In case you are under the impression that your tweets are just your business, then think it over. Courts have made it clear that the data on twitter can be used for criminal and civil cases. This order came from New York Criminal Court Judge Matthew A. Sciarrino who has asked Twitter to hand over Harris’ tweets and data of almost three-and-a half month.
Harris, a Brooklyn resident was arrested with 700 other people during an Occupy Wall Street march on the Brooklyn Bridge’s roadway on October 1, 2011 during an Occupy Wall Street march on the Brooklyn Bridge’s roadway on October 1, 2011. He was charged with disorderly conduct.

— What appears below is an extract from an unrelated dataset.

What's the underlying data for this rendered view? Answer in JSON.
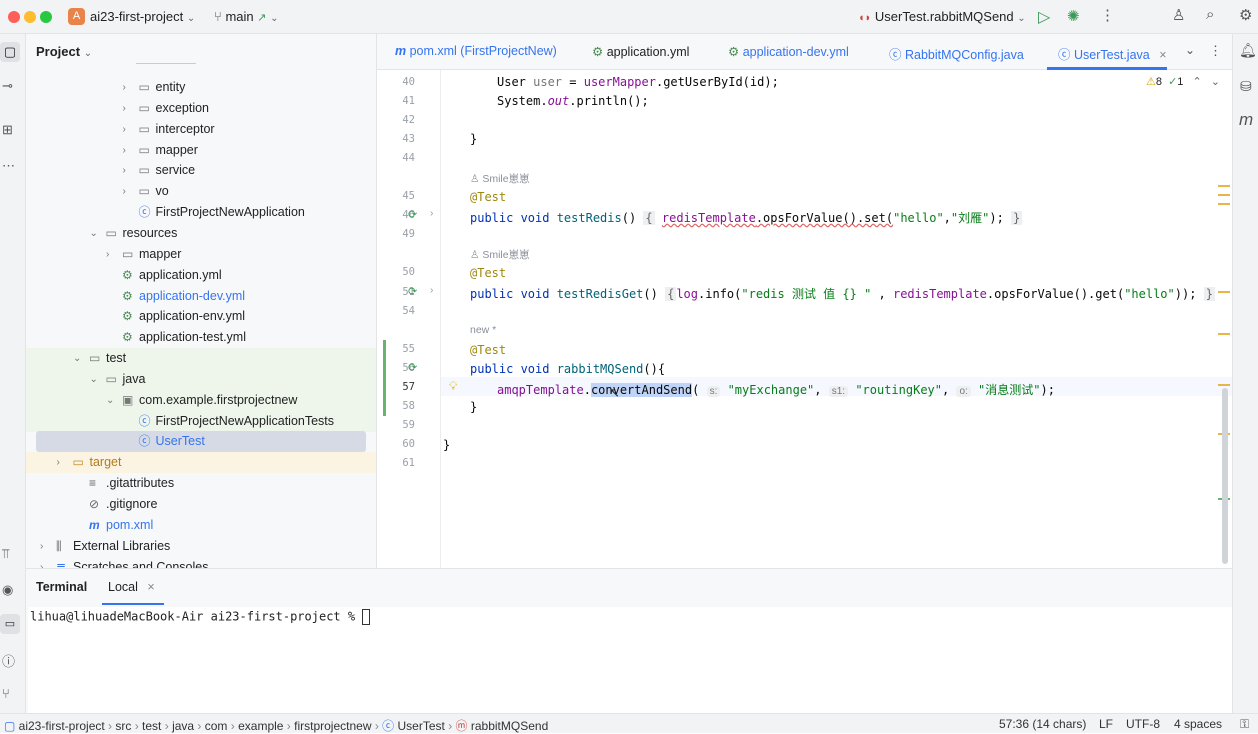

However, Twitter is not really happy with the court’s order. They are of the view that if they give in to the judge’s request, they would violate United States privacy laws. Furthermore, this is just a minor case. The company does not have a problem in complying with judge’s request but they fear that gaining access to Harris’ tweets will open more ways for prosecutors, as they will also gain access to Harris’ IP address, e-mail address and location information at the time of the incident, which they feel is not right.
“We are disappointed in the judge’s decision and are considering our options,” said a Twitter representative released to news organizations. “Twitter’s Terms of Service have long made it absolutely clear that its users *own* their content. We continue to have a steadfast commitment to our users and their rights.”

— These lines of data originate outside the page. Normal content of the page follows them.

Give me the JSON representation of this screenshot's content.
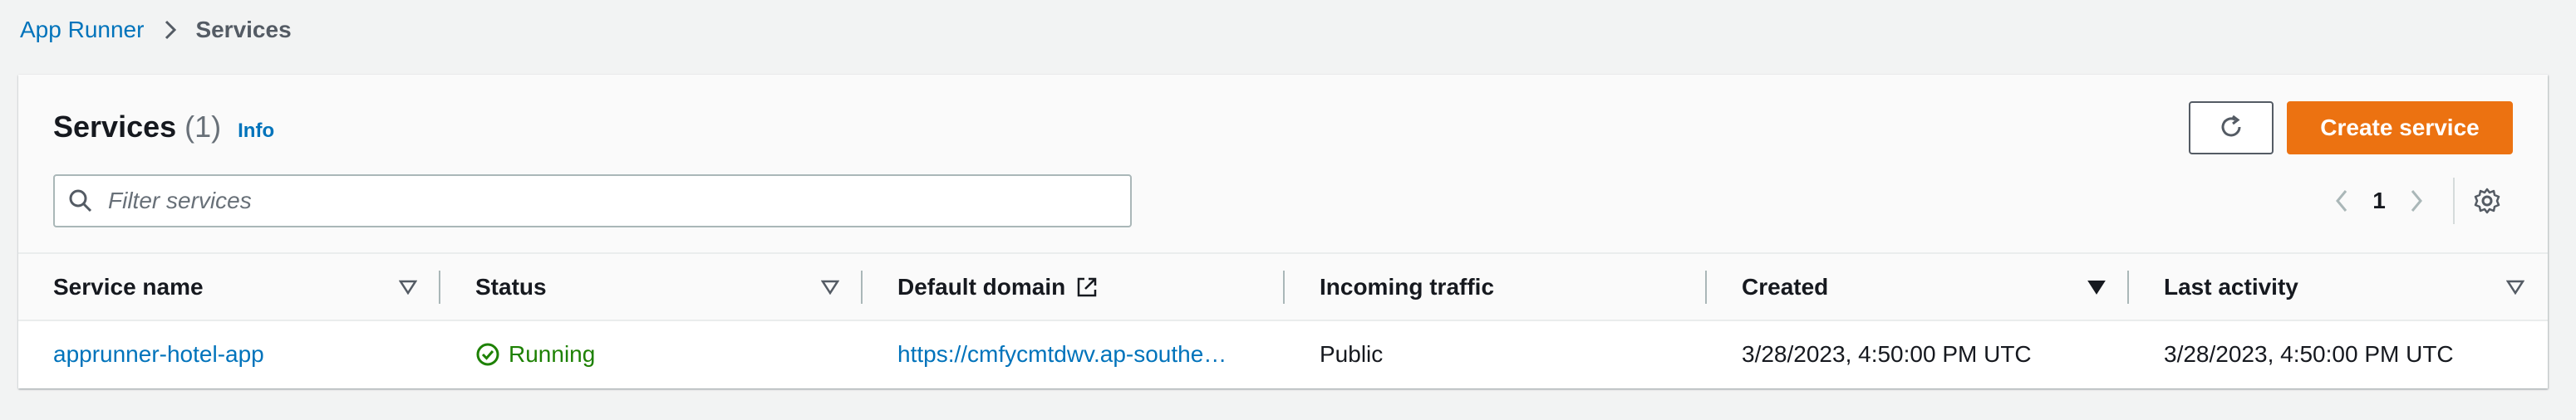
{
  "breadcrumb": {
    "root": "App Runner",
    "current": "Services"
  },
  "panel": {
    "title": "Services",
    "count": "(1)",
    "info": "Info"
  },
  "actions": {
    "refresh_icon": "refresh-icon",
    "create_label": "Create service"
  },
  "filter": {
    "placeholder": "Filter services",
    "value": ""
  },
  "pagination": {
    "current_page": "1"
  },
  "table": {
    "headers": {
      "service_name": "Service name",
      "status": "Status",
      "default_domain": "Default domain",
      "incoming_traffic": "Incoming traffic",
      "created": "Created",
      "last_activity": "Last activity"
    },
    "rows": [
      {
        "service_name": "apprunner-hotel-app",
        "status": "Running",
        "default_domain": "https://cmfycmtdwv.ap-southe…",
        "incoming_traffic": "Public",
        "created": "3/28/2023, 4:50:00 PM UTC",
        "last_activity": "3/28/2023, 4:50:00 PM UTC"
      }
    ]
  },
  "colors": {
    "accent": "#0073bb",
    "primary_button": "#ec7211",
    "success": "#1d8102"
  }
}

Aden Fine, a staff attorney for the American Civil Liberties Union is of the view that if the government wants to have access to sensitive and constitutionally protected information, then they should do so by applying for a warrant or by satisfying First Amendment scrutiny needs.
Whatever may be the result of this case going on in the case, the primary concern in this matter remains who actually is the owner of the tweet posted on the Twitter.